§ **GOAL OF THE EXERCISE**: All of the entries are to be returned word for word.
*** Opening of LISTED RECORDS ***
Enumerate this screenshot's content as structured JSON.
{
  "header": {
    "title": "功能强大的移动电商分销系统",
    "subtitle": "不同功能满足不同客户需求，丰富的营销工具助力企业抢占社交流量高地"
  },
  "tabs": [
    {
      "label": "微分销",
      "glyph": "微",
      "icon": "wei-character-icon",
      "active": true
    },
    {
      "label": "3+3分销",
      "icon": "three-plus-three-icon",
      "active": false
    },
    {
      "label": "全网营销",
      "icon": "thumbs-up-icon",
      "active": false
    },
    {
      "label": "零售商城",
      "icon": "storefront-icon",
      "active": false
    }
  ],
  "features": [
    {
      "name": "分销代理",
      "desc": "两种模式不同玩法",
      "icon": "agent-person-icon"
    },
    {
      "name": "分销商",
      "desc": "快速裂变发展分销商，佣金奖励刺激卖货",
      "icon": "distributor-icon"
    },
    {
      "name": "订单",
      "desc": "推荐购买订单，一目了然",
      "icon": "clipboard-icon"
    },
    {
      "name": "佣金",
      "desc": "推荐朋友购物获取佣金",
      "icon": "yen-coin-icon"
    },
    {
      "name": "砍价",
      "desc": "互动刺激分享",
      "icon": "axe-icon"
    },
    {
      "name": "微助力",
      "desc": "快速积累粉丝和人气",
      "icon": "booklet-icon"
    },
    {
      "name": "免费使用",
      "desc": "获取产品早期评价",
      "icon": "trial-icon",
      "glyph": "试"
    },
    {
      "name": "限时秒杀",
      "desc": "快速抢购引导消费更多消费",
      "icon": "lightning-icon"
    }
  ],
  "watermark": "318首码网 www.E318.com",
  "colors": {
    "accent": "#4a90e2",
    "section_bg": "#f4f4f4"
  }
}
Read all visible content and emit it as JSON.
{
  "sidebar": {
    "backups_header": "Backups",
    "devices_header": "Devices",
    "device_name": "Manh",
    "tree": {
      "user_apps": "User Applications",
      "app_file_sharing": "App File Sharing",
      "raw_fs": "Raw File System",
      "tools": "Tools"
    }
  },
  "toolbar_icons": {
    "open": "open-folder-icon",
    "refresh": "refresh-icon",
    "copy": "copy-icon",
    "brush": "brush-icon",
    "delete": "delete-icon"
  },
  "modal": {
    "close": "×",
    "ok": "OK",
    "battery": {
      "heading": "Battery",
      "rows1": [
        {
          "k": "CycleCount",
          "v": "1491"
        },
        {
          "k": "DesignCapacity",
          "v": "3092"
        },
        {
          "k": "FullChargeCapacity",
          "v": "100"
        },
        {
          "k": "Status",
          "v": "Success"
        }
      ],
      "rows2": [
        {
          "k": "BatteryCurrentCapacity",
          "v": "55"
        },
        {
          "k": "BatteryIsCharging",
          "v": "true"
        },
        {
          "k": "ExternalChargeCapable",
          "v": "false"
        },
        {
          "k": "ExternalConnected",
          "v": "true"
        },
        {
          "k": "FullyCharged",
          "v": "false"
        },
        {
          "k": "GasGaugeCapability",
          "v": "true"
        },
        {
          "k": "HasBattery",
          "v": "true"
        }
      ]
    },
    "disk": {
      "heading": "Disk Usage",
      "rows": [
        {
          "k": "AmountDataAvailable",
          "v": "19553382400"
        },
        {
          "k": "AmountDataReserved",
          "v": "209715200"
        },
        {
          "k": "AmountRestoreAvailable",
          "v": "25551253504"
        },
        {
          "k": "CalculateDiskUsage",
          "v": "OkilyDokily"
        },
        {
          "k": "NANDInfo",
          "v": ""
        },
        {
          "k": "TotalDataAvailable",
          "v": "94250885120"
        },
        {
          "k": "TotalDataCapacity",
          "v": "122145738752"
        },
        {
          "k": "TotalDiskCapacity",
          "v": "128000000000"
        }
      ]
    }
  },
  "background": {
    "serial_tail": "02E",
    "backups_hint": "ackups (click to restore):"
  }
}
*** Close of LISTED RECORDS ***
§ **RESULT**:
Enumerate this screenshot's content as structured JSON.
{
  "header": {
    "title": "功能强大的移动电商分销系统",
    "subtitle": "不同功能满足不同客户需求，丰富的营销工具助力企业抢占社交流量高地"
  },
  "tabs": [
    {
      "label": "微分销",
      "glyph": "微",
      "icon": "wei-character-icon",
      "active": true
    },
    {
      "label": "3+3分销",
      "icon": "three-plus-three-icon",
      "active": false
    },
    {
      "label": "全网营销",
      "icon": "thumbs-up-icon",
      "active": false
    },
    {
      "label": "零售商城",
      "icon": "storefront-icon",
      "active": false
    }
  ],
  "features": [
    {
      "name": "分销代理",
      "desc": "两种模式不同玩法",
      "icon": "agent-person-icon"
    },
    {
      "name": "分销商",
      "desc": "快速裂变发展分销商，佣金奖励刺激卖货",
      "icon": "distributor-icon"
    },
    {
      "name": "订单",
      "desc": "推荐购买订单，一目了然",
      "icon": "clipboard-icon"
    },
    {
      "name": "佣金",
      "desc": "推荐朋友购物获取佣金",
      "icon": "yen-coin-icon"
    },
    {
      "name": "砍价",
      "desc": "互动刺激分享",
      "icon": "axe-icon"
    },
    {
      "name": "微助力",
      "desc": "快速积累粉丝和人气",
      "icon": "booklet-icon"
    },
    {
      "name": "免费使用",
      "desc": "获取产品早期评价",
      "icon": "trial-icon",
      "glyph": "试"
    },
    {
      "name": "限时秒杀",
      "desc": "快速抢购引导消费更多消费",
      "icon": "lightning-icon"
    }
  ],
  "watermark": "318首码网 www.E318.com",
  "colors": {
    "accent": "#4a90e2",
    "section_bg": "#f4f4f4"
  }
}
Read all visible content and emit it as JSON.
{
  "sidebar": {
    "backups_header": "Backups",
    "devices_header": "Devices",
    "device_name": "Manh",
    "tree": {
      "user_apps": "User Applications",
      "app_file_sharing": "App File Sharing",
      "raw_fs": "Raw File System",
      "tools": "Tools"
    }
  },
  "toolbar_icons": {
    "open": "open-folder-icon",
    "refresh": "refresh-icon",
    "copy": "copy-icon",
    "brush": "brush-icon",
    "delete": "delete-icon"
  },
  "modal": {
    "close": "×",
    "ok": "OK",
    "battery": {
      "heading": "Battery",
      "rows1": [
        {
          "k": "CycleCount",
          "v": "1491"
        },
        {
          "k": "DesignCapacity",
          "v": "3092"
        },
        {
          "k": "FullChargeCapacity",
          "v": "100"
        },
        {
          "k": "Status",
          "v": "Success"
        }
      ],
      "rows2": [
        {
          "k": "BatteryCurrentCapacity",
          "v": "55"
        },
        {
          "k": "BatteryIsCharging",
          "v": "true"
        },
        {
          "k": "ExternalChargeCapable",
          "v": "false"
        },
        {
          "k": "ExternalConnected",
          "v": "true"
        },
        {
          "k": "FullyCharged",
          "v": "false"
        },
        {
          "k": "GasGaugeCapability",
          "v": "true"
        },
        {
          "k": "HasBattery",
          "v": "true"
        }
      ]
    },
    "disk": {
      "heading": "Disk Usage",
      "rows": [
        {
          "k": "AmountDataAvailable",
          "v": "19553382400"
        },
        {
          "k": "AmountDataReserved",
          "v": "209715200"
        },
        {
          "k": "AmountRestoreAvailable",
          "v": "25551253504"
        },
        {
          "k": "CalculateDiskUsage",
          "v": "OkilyDokily"
        },
        {
          "k": "NANDInfo",
          "v": ""
        },
        {
          "k": "TotalDataAvailable",
          "v": "94250885120"
        },
        {
          "k": "TotalDataCapacity",
          "v": "122145738752"
        },
        {
          "k": "TotalDiskCapacity",
          "v": "128000000000"
        }
      ]
    }
  },
  "background": {
    "serial_tail": "02E",
    "backups_hint": "ackups (click to restore):"
  }
}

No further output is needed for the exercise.